• a process for enabling public participation in an integrated process;

• a process for identifying alternative means of compliance, such as the use of green infrastructure;

• a process for measuring and monitoring effectiveness of controls, compliance, and alternative measures such as green infrastructure; and

• a process for identifying, evaluating, and selecting proposed new projects or modifications to ongoing or planned projects and implementation schedules based on changing circumstances, and if this requires modification of a plan, permit, or order, collection of appropriate supporting information.

Practical Examples to Follow.

In the memo, EPA said it will provide further guidance and practical examples of how municipalities implement the integrated approach on its website in the future.

EPA also emphasized that municipalities will have to work closely with states that implement National Pollutant Discharge Elimination System permits. The agency said the responsibility for developing an integrated plan rests with the municipality, which will set priorities for water projects and include a rationale and description for how these priorities reflect the impact on human health and a municipality's financial capability.

Utilities Welcome Flexibility.

Chris Hornback, the National Association of Clean Water Agencies' senior director of regulatory affairs, told BNA that an initial read of the document revealed some positive changes.

Hornback said the vast majority of the document remains unchanged. But he said the addition of the provision allowing modifications should a utility's circumstances change is very significant. “It will allow utilities to be adaptive instead of being locked into a 20-year plan,” Hornback said.

Benjamin Grumbles, president of Clean Water America Alliance, told BNA, “EPA is taking a good and important step towards integrated, 'one water' management, but the broader journey won't be complete until many more miles are traveled and other aspects, such as drinking water requirements and actions, are taken into account.”

Drinking water utilities, represented by the Association of Metropolitan Water Agencies, have told EPA and Stoner that an integrated approach that allows utilities to prioritize wastewater compliance needs will divert already scarce funds away from drinking water obligations.

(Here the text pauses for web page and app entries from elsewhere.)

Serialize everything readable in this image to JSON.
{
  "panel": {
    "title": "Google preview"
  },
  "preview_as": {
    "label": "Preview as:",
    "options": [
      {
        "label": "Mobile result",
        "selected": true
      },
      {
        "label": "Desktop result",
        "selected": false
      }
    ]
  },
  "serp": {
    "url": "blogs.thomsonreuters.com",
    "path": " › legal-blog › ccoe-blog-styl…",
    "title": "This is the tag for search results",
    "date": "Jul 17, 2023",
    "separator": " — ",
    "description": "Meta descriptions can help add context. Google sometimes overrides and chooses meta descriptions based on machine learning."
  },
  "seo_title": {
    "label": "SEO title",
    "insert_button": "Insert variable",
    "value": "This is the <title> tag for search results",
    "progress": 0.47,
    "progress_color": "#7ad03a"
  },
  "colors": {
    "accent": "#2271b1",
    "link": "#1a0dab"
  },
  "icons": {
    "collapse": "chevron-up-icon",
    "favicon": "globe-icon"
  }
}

By Amena H. Saiyid  


The Integrated Municipal Stormwater and Wastewater Planning Approach Framework is available at http://www.epa.gov/npdes/pubs/integrated_planning_framework.pdf.